What the exercise asks: Copies of all lines that contain "extension" are needed; take them from the data below.

-=-=-

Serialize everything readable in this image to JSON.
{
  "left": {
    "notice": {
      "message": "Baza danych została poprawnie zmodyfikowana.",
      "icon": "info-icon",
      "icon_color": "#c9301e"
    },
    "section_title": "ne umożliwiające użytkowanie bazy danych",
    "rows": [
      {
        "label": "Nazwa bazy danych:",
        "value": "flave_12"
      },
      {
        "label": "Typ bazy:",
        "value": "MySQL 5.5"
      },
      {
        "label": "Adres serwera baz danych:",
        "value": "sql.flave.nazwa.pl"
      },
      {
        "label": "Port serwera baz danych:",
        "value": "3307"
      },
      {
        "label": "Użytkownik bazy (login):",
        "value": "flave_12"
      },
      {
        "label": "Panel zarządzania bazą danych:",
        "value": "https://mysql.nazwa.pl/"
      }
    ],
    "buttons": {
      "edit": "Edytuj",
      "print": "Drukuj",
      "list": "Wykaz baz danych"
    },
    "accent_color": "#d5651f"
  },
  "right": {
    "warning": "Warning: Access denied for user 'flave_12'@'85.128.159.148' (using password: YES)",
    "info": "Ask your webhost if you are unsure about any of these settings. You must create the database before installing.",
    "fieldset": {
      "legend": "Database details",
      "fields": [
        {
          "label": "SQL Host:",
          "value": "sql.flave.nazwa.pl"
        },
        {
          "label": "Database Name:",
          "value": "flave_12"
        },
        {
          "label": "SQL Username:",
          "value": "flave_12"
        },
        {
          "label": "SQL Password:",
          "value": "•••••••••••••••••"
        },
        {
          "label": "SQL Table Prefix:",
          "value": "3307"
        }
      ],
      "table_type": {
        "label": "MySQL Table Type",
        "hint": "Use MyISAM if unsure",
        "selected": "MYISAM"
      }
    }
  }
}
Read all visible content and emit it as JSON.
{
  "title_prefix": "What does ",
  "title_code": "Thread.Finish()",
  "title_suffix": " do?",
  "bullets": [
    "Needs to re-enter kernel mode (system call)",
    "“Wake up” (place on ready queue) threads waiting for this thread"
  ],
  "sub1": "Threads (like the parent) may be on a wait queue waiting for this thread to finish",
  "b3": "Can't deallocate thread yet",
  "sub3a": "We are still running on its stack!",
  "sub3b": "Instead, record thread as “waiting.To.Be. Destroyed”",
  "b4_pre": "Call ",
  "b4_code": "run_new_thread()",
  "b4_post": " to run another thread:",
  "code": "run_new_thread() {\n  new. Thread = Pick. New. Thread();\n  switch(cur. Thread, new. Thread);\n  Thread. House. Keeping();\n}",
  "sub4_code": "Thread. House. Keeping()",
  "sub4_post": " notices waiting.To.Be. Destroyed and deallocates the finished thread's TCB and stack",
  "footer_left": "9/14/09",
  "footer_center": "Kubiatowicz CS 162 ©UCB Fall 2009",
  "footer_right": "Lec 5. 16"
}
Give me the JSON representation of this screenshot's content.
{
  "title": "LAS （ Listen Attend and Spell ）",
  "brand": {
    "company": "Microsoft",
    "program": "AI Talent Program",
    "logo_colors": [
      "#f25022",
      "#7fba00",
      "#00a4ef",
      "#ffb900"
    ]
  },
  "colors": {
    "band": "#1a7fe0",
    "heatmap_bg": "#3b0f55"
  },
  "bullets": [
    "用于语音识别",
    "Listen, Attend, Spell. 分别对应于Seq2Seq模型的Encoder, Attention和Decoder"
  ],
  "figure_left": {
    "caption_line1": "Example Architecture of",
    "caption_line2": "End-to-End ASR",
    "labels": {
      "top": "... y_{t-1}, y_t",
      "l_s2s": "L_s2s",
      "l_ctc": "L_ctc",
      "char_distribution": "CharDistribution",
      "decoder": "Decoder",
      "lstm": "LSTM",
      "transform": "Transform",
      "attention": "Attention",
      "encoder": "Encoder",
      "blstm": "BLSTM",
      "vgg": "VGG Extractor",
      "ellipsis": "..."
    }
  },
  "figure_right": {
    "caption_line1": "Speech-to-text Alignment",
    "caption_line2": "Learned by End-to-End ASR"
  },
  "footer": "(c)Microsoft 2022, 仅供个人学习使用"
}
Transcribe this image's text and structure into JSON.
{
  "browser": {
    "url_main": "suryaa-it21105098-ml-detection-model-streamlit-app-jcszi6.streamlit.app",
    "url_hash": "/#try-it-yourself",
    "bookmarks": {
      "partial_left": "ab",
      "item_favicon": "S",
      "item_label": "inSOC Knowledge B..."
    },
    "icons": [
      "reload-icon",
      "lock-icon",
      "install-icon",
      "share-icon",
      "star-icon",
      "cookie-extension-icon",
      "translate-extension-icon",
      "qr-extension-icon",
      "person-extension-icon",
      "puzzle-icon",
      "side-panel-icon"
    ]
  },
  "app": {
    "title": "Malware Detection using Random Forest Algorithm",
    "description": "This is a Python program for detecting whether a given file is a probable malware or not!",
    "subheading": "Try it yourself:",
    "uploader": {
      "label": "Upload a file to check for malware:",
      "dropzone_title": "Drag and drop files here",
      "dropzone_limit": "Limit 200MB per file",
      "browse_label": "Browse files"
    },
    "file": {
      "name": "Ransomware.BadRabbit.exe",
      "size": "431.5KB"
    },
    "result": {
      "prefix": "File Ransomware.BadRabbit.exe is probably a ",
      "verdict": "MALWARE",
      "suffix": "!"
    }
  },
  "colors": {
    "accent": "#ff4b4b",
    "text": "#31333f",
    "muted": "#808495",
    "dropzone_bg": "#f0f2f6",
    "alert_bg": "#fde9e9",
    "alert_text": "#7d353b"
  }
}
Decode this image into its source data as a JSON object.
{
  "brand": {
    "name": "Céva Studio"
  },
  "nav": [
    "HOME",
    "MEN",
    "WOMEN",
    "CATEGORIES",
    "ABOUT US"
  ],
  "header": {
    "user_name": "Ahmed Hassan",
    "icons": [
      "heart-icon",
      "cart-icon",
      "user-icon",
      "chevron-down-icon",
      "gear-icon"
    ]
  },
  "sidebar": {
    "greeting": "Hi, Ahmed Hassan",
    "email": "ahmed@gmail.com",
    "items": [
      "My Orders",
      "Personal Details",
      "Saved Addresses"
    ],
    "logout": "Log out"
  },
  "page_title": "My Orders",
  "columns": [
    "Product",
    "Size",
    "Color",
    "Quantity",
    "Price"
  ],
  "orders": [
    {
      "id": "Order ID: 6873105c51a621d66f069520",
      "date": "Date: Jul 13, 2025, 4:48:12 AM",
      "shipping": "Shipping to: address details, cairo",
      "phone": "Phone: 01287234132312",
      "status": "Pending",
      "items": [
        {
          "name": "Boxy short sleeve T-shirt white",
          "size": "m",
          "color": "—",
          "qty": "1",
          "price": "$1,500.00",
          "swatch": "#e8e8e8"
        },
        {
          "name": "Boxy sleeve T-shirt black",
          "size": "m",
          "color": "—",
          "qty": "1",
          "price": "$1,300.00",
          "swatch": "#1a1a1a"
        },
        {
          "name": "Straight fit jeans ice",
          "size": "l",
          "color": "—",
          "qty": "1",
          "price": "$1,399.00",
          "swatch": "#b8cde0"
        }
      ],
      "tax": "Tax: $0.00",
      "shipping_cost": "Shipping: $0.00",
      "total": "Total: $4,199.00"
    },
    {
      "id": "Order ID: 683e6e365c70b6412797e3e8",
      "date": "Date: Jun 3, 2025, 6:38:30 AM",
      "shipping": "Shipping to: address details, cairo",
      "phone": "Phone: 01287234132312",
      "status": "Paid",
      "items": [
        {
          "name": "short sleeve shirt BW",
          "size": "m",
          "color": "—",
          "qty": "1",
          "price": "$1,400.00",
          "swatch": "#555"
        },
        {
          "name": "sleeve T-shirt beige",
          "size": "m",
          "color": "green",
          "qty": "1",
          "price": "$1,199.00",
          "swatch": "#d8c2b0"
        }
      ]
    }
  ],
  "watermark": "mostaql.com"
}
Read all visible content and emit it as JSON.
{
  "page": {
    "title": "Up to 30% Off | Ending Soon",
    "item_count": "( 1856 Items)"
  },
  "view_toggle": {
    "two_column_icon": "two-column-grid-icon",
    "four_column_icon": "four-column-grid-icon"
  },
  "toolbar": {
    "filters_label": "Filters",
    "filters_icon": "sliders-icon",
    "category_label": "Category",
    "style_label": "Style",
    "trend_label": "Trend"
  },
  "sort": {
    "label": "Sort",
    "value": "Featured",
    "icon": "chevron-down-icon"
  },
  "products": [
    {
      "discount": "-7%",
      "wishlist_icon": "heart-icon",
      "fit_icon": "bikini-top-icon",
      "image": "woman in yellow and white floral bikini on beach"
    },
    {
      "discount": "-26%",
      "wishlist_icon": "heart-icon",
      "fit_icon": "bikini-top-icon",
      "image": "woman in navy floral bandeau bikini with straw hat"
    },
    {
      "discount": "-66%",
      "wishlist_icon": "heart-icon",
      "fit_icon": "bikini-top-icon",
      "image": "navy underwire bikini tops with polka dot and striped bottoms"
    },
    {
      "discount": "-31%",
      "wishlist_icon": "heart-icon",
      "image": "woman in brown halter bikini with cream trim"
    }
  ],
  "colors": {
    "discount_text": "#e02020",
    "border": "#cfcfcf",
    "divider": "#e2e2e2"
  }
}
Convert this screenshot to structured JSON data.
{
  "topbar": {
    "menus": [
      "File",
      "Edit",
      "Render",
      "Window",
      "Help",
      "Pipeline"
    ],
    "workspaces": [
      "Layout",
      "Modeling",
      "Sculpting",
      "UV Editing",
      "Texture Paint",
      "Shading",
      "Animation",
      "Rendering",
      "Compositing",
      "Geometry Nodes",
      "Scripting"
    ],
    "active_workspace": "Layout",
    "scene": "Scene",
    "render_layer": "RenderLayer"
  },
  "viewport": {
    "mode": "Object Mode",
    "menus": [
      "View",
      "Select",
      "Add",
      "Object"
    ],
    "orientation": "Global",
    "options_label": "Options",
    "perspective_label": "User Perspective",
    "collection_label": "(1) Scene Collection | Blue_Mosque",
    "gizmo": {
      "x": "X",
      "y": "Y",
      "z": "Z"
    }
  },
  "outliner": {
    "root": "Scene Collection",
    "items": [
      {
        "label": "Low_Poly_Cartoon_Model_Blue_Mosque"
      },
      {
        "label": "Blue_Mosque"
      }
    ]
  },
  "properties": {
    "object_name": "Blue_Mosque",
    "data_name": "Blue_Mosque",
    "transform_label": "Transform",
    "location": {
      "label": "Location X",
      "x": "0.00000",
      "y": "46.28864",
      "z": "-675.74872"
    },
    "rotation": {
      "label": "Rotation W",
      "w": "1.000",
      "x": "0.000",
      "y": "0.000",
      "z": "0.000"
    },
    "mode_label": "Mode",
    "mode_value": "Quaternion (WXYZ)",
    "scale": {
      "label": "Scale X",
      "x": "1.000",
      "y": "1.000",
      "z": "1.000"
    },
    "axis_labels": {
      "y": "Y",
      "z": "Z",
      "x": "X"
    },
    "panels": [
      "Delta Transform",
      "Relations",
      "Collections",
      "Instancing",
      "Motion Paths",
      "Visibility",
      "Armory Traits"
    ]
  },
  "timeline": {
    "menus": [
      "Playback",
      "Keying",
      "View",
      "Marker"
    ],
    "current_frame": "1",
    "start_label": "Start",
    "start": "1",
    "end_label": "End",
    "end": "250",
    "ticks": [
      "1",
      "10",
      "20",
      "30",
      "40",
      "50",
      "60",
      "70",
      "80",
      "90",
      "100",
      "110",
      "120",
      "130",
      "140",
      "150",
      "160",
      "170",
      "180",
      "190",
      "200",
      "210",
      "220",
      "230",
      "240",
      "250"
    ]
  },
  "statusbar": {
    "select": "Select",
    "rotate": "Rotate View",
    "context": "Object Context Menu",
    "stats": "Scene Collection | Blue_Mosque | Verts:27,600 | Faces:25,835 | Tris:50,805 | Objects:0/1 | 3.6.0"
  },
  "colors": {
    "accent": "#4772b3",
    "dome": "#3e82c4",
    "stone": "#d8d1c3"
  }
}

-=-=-

Solved exercise:
      "cookie-extension-icon",
      "translate-extension-icon",
      "qr-extension-icon",
      "person-extension-icon",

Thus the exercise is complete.